### Records to process

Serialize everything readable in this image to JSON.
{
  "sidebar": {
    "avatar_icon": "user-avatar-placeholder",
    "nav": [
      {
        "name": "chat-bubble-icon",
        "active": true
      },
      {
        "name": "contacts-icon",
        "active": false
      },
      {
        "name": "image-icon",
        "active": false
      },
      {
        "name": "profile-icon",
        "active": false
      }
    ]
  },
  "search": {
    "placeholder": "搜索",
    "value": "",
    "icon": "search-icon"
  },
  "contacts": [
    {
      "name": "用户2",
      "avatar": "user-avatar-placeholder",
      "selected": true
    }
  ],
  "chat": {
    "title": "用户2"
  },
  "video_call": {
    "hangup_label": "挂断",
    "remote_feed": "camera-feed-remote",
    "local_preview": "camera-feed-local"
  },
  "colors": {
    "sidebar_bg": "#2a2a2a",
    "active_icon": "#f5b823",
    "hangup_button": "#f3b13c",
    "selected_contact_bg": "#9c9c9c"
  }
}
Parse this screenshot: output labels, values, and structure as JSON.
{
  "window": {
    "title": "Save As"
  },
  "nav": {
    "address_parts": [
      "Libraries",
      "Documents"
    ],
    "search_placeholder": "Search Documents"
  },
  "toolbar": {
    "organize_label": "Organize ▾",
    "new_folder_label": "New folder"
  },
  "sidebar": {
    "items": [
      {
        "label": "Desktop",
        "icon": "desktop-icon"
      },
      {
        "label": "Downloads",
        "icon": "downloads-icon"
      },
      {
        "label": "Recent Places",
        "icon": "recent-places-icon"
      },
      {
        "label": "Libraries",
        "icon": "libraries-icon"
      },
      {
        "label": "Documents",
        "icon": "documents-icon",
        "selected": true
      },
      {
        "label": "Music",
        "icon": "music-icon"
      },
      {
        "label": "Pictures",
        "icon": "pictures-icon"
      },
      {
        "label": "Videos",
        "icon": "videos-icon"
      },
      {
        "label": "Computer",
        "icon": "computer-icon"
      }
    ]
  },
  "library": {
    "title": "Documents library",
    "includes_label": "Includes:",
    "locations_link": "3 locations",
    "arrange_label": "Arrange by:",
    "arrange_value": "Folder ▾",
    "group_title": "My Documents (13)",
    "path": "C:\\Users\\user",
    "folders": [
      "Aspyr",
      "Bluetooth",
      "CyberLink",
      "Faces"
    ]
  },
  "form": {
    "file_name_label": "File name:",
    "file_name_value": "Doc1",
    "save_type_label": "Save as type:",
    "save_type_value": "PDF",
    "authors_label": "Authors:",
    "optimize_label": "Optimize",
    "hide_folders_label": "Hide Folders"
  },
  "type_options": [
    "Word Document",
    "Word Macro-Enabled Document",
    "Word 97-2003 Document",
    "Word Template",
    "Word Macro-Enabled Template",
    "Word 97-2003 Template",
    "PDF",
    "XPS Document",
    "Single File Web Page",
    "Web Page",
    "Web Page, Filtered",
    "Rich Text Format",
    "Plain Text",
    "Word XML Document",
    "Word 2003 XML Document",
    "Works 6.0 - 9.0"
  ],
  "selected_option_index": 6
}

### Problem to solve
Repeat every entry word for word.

### Solution
Serialize everything readable in this image to JSON.
{
  "sidebar": {
    "avatar_icon": "user-avatar-placeholder",
    "nav": [
      {
        "name": "chat-bubble-icon",
        "active": true
      },
      {
        "name": "contacts-icon",
        "active": false
      },
      {
        "name": "image-icon",
        "active": false
      },
      {
        "name": "profile-icon",
        "active": false
      }
    ]
  },
  "search": {
    "placeholder": "搜索",
    "value": "",
    "icon": "search-icon"
  },
  "contacts": [
    {
      "name": "用户2",
      "avatar": "user-avatar-placeholder",
      "selected": true
    }
  ],
  "chat": {
    "title": "用户2"
  },
  "video_call": {
    "hangup_label": "挂断",
    "remote_feed": "camera-feed-remote",
    "local_preview": "camera-feed-local"
  },
  "colors": {
    "sidebar_bg": "#2a2a2a",
    "active_icon": "#f5b823",
    "hangup_button": "#f3b13c",
    "selected_contact_bg": "#9c9c9c"
  }
}
Parse this screenshot: output labels, values, and structure as JSON.
{
  "window": {
    "title": "Save As"
  },
  "nav": {
    "address_parts": [
      "Libraries",
      "Documents"
    ],
    "search_placeholder": "Search Documents"
  },
  "toolbar": {
    "organize_label": "Organize ▾",
    "new_folder_label": "New folder"
  },
  "sidebar": {
    "items": [
      {
        "label": "Desktop",
        "icon": "desktop-icon"
      },
      {
        "label": "Downloads",
        "icon": "downloads-icon"
      },
      {
        "label": "Recent Places",
        "icon": "recent-places-icon"
      },
      {
        "label": "Libraries",
        "icon": "libraries-icon"
      },
      {
        "label": "Documents",
        "icon": "documents-icon",
        "selected": true
      },
      {
        "label": "Music",
        "icon": "music-icon"
      },
      {
        "label": "Pictures",
        "icon": "pictures-icon"
      },
      {
        "label": "Videos",
        "icon": "videos-icon"
      },
      {
        "label": "Computer",
        "icon": "computer-icon"
      }
    ]
  },
  "library": {
    "title": "Documents library",
    "includes_label": "Includes:",
    "locations_link": "3 locations",
    "arrange_label": "Arrange by:",
    "arrange_value": "Folder ▾",
    "group_title": "My Documents (13)",
    "path": "C:\\Users\\user",
    "folders": [
      "Aspyr",
      "Bluetooth",
      "CyberLink",
      "Faces"
    ]
  },
  "form": {
    "file_name_label": "File name:",
    "file_name_value": "Doc1",
    "save_type_label": "Save as type:",
    "save_type_value": "PDF",
    "authors_label": "Authors:",
    "optimize_label": "Optimize",
    "hide_folders_label": "Hide Folders"
  },
  "type_options": [
    "Word Document",
    "Word Macro-Enabled Document",
    "Word 97-2003 Document",
    "Word Template",
    "Word Macro-Enabled Template",
    "Word 97-2003 Template",
    "PDF",
    "XPS Document",
    "Single File Web Page",
    "Web Page",
    "Web Page, Filtered",
    "Rich Text Format",
    "Plain Text",
    "Word XML Document",
    "Word 2003 XML Document",
    "Works 6.0 - 9.0"
  ],
  "selected_option_index": 6
}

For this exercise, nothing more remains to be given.